|IndyCar playing with fire|
Get ready to learn about domed skids, because IndyCar is sticking with them for next month’s Indianapolis 500, IndyStar learned Wednesday.
The curved pieces are affixed to the bottom of superspeedway cars in an effort to prevent them from lifting off the ground during spins as three Chevrolets did in preparation for last year’s event at Indianapolis Motor Speedway. These aerodynamic pieces – used in previous generations of Indy cars – were approved for reintroduction months ago by Chevrolet and Honda, and they were subject to computer simulations and wind tunnel testing.
But the skids went from being a pure safety feature to a controversial piece as officials from Honda and many of its drivers said the skids made their cars too unstable in actual on-track testing.
Marco Andretti, Ryan Hunter-Reay, James Hinchcliffe and Graham Rahal are among the drivers who have spoken against the skids, insisting they made cars difficult to drive in test sessions at Auto Club Speedway and Indianapolis Motor Speedway. The latter session was April 6.
Downforce is the opposite of lift, and it helps cars go faster in cornering. The best way to create downforce is with the floor of the car, but to accommodate the thicker domed skids the car must be raised, creating a downforce reduction.
To reclaim as much of that lost downforce as possible, teams must raise the wings, which adds drag and creates more disrupted air behind the car. In a pack of cars, the lead driver might not notice this aerodynamic package, but each car behind him feels more of the effect. In theory, trailing cars will struggle to stay close in the pack and therefore won’t find passing as easy to achieve.

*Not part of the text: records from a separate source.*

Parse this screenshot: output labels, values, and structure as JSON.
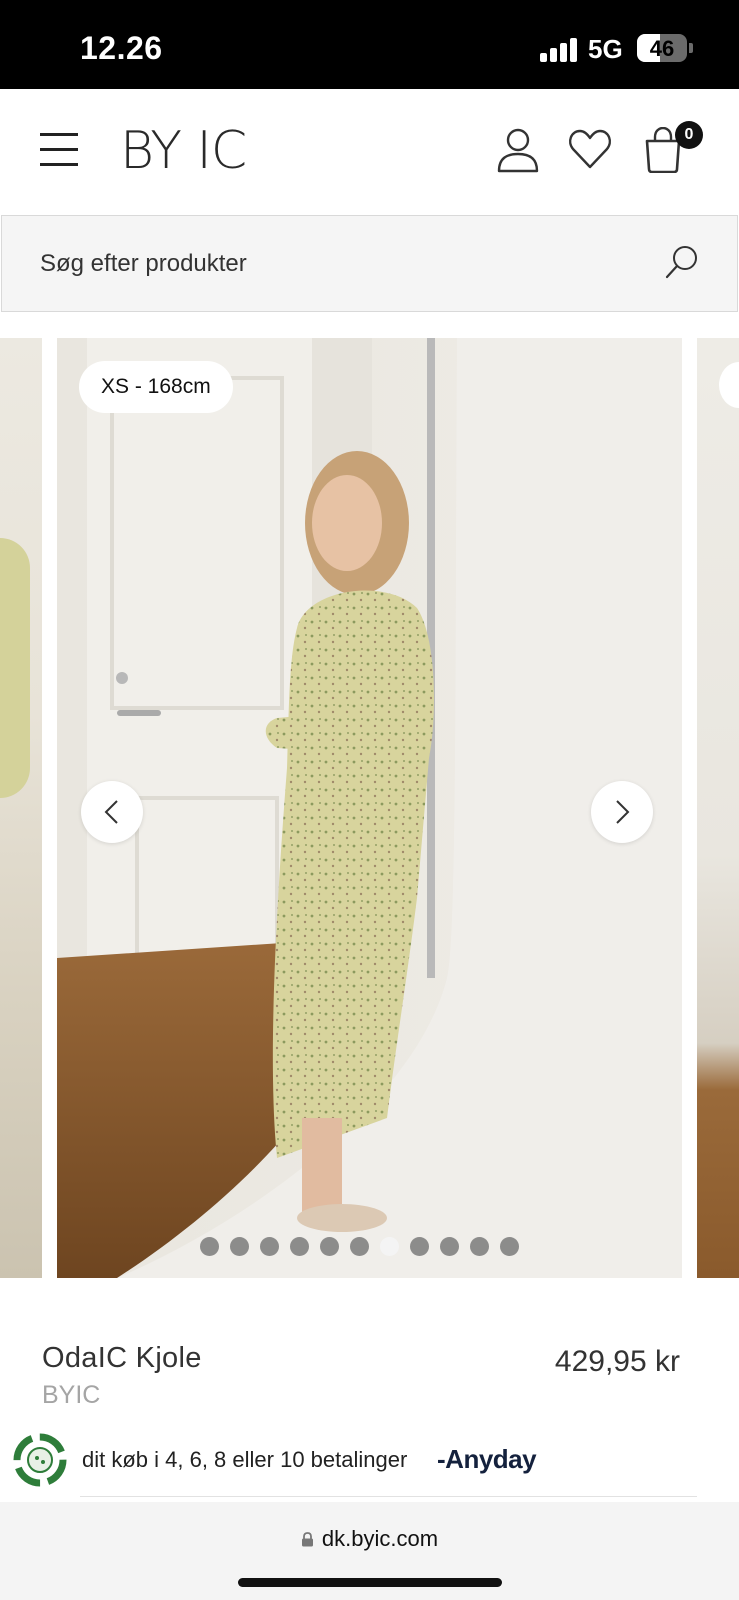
{
  "status_bar": {
    "time": "12.26",
    "network": "5G",
    "battery": "46",
    "battery_level": 0.46
  },
  "header": {
    "logo": "BY IC",
    "cart_count": "0",
    "icons": [
      "menu-icon",
      "account-icon",
      "heart-icon",
      "cart-icon"
    ]
  },
  "search": {
    "placeholder": "Søg efter produkter"
  },
  "gallery": {
    "size_label": "XS - 168cm",
    "total_images": 11,
    "active_index": 6
  },
  "product": {
    "name": "OdaIC Kjole",
    "brand": "BYIC",
    "price": "429,95 kr"
  },
  "payment": {
    "text": "dit køb i 4, 6, 8 eller 10 betalinger",
    "provider": "Anyday"
  },
  "browser": {
    "url": "dk.byic.com"
  },
  "colors": {
    "dress": "#d6d39a",
    "badge": "#111111"
  }
}
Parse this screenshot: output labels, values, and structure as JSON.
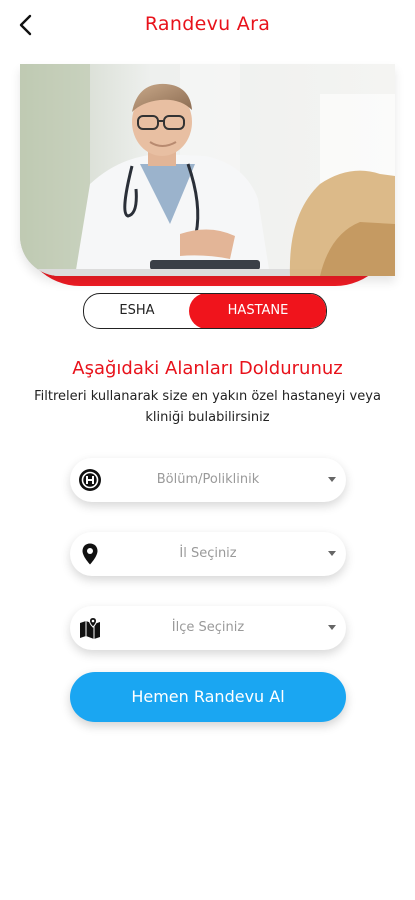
{
  "header": {
    "title": "Randevu Ara"
  },
  "toggle": {
    "options": [
      {
        "label": "ESHA"
      },
      {
        "label": "HASTANE"
      }
    ],
    "selected": "HASTANE"
  },
  "form": {
    "title": "Aşağıdaki Alanları Doldurunuz",
    "description": "Filtreleri kullanarak size en yakın özel hastaneyi veya kliniği bulabilirsiniz",
    "fields": [
      {
        "placeholder": "Bölüm/Poliklinik",
        "icon": "hospital-icon"
      },
      {
        "placeholder": "İl Seçiniz",
        "icon": "location-pin-icon"
      },
      {
        "placeholder": "İlçe Seçiniz",
        "icon": "map-icon"
      }
    ],
    "submit_label": "Hemen Randevu Al"
  },
  "colors": {
    "accent_red": "#f0141c",
    "button_blue": "#1aa6f2"
  }
}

Raising the car also moves the center of gravity, changing the handling characteristics
Hinchcliffe fears the instability will negatively impact racing conditions for what is considered an important race: the 100th Indianapolis 500.
“My genuine first concern is putting on a good show," he said Wednesday.
Rahal has argued that raising the car also puts an unnecessary strain on other components. The domed skids also will be part of the aerodynamic package for IndyCar’s other superspeedway races this season – at Texas Motor Speedway and Pocono Raceway.
In confirming the use of the domed skids, IndyCar president Jay Frye said the Indianapolis-based sanctioning body will allow a 9 millimeter modification to optional sidewalls.
IndyCar will not allow strakes, which are aero pieces designed to create more downforce. Curt Cavin/IndyStar